(TASK TO COMPLETE): Apart from the images, output the data below exactly.
**** RECORDS PROVIDED ****
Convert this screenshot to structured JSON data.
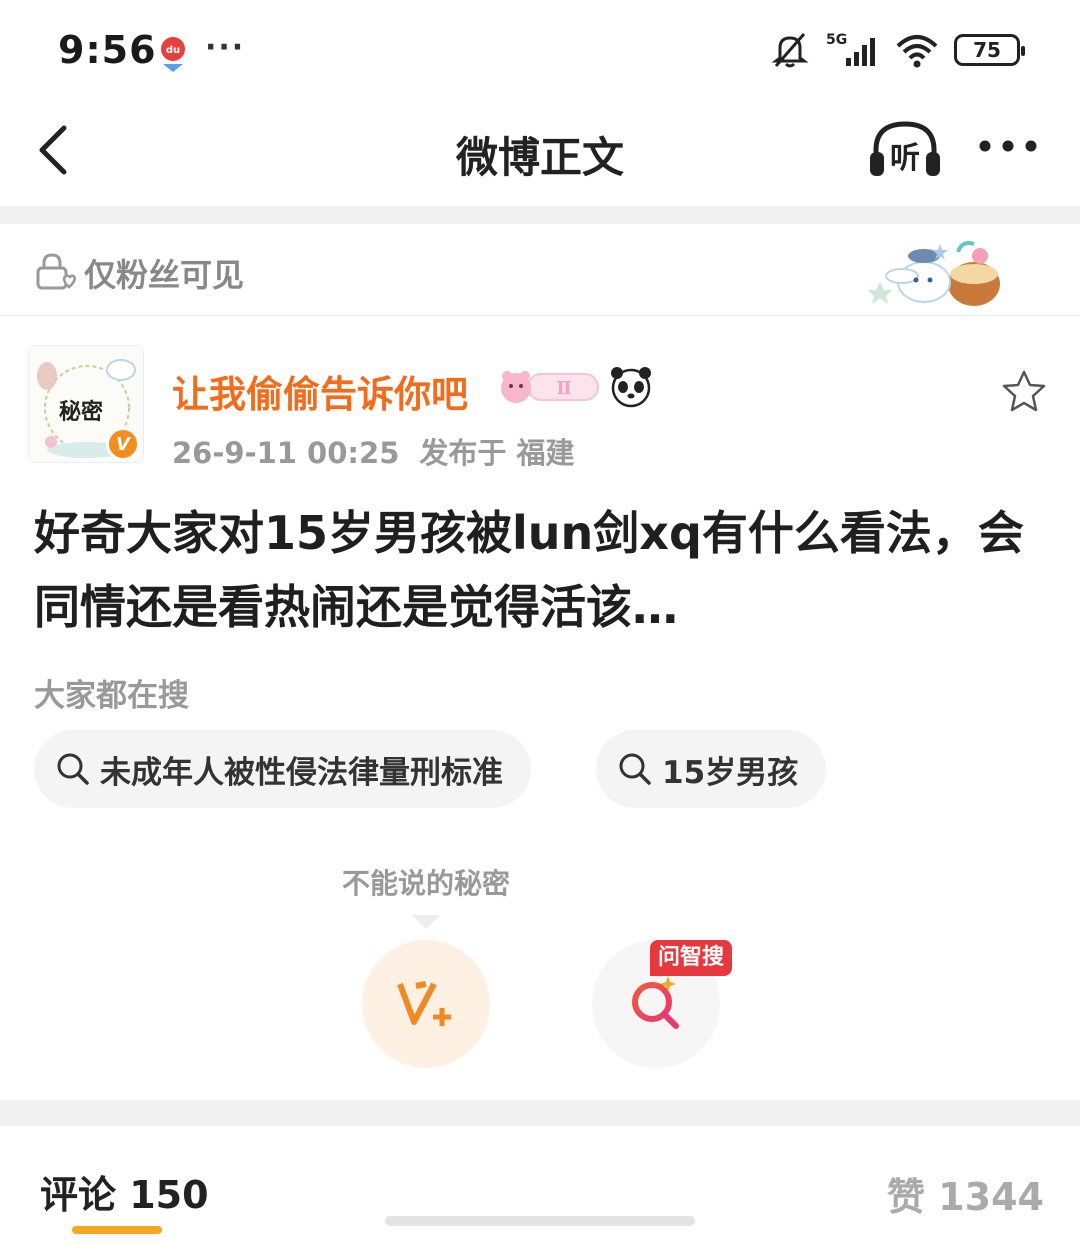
{
  "status_bar": {
    "time": "9:56",
    "more": "···",
    "network": "5G",
    "battery": "75",
    "icons": [
      "map-app-icon",
      "mute-bell-icon",
      "signal-icon",
      "wifi-icon",
      "battery-icon"
    ]
  },
  "nav": {
    "title": "微博正文",
    "listen_label": "听"
  },
  "fans_only": {
    "label": "仅粉丝可见"
  },
  "post": {
    "avatar_text": "秘密",
    "vip_label": "V",
    "username": "让我偷偷告诉你吧",
    "member_badge": "Ⅱ",
    "datetime": "26-9-11 00:25",
    "location": "发布于 福建",
    "text": "好奇大家对15岁男孩被lun剑xq有什么看法，会同情还是看热闹还是觉得活该…"
  },
  "search": {
    "label": "大家都在搜",
    "chips": [
      "未成年人被性侵法律量刑标准",
      "15岁男孩"
    ]
  },
  "actions": {
    "tooltip": "不能说的秘密",
    "ai_tag": "问智搜"
  },
  "tabs": {
    "comments": "评论 150",
    "likes": "赞 1344"
  },
  "colors": {
    "accent": "#f36b1b",
    "underline": "#f6a623",
    "ai_tag": "#e8383d",
    "separator": "#f1f1f1"
  }
}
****
(ANSWER BOX):
Convert this screenshot to structured JSON data.
{
  "status_bar": {
    "time": "9:56",
    "more": "···",
    "network": "5G",
    "battery": "75",
    "icons": [
      "map-app-icon",
      "mute-bell-icon",
      "signal-icon",
      "wifi-icon",
      "battery-icon"
    ]
  },
  "nav": {
    "title": "微博正文",
    "listen_label": "听"
  },
  "fans_only": {
    "label": "仅粉丝可见"
  },
  "post": {
    "avatar_text": "秘密",
    "vip_label": "V",
    "username": "让我偷偷告诉你吧",
    "member_badge": "Ⅱ",
    "datetime": "26-9-11 00:25",
    "location": "发布于 福建",
    "text": "好奇大家对15岁男孩被lun剑xq有什么看法，会同情还是看热闹还是觉得活该…"
  },
  "search": {
    "label": "大家都在搜",
    "chips": [
      "未成年人被性侵法律量刑标准",
      "15岁男孩"
    ]
  },
  "actions": {
    "tooltip": "不能说的秘密",
    "ai_tag": "问智搜"
  },
  "tabs": {
    "comments": "评论 150",
    "likes": "赞 1344"
  },
  "colors": {
    "accent": "#f36b1b",
    "underline": "#f6a623",
    "ai_tag": "#e8383d",
    "separator": "#f1f1f1"
  }
}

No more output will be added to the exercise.